This article written in 1980 makes an interesting argument that although with all the advancement of society’s advancements that distance to market still matters for the amount of agriculture still being practiced. The author points to Von Thunen’s theory on this which he say is still relevant. To prove this point he used sample counties from big agriculture areas as samples such as areas in Colorado and Kansas. With these samples he entered them into a regression model that looked at agricultural intensity, the capital-labor ratio, and capital productivity increases over time from distance to the market. The regression model found that agriculture intensity does increase overtime and distance from the market. It also found that the further away from the Market there was no change in the Capital-labor ratio. Finally the fourth regression found that there was a decrease in the capital productivity overtime as you go fourth away from the market area with this being unaffected by advancements in technology. This he argues supports his claim that is rule still holds true.


Visser, S. (1980). Technological Change and the Spatial Structure of Agriculture. Economic Geography , 312-319.

Sunday, April 30, 2017

The Global Impact of Land-Use Change

This article is about why there has been an increase in land-use and changes in land use, as well as the effects this has on climate change. The main questions the authors set to address were:
1. How are land-use changes contributing to global environmental changes?
2. What social-economic factors determine land use, and how will they change?
3. How does land use modify processes that influence global change?
The article was published over 20 years ago now, so some the terms and information have been improved upon between the time of publishing and now, but it is still an interesting look at the way social and natural sciences can be used together to better understand the cause and impact of land use change. The authors took a good look at various land use practices and how they are influenced by people in different social contexts. The authors used this chart to better understand the relationship between people, socio-economic factors, and land use change:

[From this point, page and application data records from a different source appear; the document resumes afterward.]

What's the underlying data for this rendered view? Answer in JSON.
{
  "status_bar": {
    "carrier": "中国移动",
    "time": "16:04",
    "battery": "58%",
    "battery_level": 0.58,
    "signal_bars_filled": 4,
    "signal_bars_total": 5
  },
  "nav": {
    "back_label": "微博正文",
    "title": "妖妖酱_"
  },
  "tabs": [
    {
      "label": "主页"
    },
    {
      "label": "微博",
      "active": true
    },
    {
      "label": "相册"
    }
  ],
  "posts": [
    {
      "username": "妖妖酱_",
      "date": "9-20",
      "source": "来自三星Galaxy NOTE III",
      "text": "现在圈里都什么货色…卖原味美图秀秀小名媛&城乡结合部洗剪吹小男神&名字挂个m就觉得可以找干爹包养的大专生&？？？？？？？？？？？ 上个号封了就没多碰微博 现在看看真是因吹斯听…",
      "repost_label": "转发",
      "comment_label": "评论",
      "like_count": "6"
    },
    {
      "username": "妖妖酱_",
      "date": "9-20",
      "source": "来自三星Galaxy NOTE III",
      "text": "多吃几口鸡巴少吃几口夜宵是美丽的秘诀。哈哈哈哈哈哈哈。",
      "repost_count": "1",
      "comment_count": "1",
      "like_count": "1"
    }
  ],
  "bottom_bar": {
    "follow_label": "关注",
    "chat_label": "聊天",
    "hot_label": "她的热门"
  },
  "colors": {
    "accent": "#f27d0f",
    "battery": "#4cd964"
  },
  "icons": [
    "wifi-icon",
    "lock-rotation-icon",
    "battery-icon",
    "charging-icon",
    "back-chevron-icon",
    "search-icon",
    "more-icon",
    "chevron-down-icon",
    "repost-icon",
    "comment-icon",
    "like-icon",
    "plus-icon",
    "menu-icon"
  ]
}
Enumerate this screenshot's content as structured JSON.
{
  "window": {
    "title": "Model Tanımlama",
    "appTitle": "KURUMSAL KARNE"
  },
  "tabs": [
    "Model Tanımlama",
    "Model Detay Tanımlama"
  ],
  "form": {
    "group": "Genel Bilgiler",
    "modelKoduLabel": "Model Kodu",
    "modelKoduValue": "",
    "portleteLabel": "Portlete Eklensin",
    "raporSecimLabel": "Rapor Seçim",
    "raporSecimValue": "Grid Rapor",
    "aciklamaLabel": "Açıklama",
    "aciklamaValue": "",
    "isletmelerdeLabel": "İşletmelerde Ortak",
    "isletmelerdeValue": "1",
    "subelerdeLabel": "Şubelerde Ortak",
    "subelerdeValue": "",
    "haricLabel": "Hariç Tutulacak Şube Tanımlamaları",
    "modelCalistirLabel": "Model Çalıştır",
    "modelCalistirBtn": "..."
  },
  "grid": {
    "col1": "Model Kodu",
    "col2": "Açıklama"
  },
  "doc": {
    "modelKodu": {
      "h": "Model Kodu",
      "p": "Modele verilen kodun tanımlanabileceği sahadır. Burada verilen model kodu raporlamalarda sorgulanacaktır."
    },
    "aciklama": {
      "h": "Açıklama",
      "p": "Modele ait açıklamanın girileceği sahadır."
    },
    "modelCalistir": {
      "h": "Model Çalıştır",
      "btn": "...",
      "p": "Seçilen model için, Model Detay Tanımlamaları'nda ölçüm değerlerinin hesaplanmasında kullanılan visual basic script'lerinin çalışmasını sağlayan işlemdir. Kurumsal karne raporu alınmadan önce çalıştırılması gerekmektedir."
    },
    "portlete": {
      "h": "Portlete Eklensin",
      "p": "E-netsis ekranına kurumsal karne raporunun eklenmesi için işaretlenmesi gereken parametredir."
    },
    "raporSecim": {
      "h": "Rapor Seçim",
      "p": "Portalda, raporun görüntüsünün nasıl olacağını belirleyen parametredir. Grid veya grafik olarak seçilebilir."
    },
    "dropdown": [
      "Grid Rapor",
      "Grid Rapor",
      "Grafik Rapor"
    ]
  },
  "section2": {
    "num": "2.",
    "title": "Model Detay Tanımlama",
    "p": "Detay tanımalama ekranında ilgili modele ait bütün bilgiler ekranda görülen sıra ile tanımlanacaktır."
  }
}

Ojima, D. S. “The Global Impact of Land-Use Change.” BioScience, vol. 44, no. 5, Global Impact of Land-Cover Change, 1 May 1994, pp. 300–304. JSTOR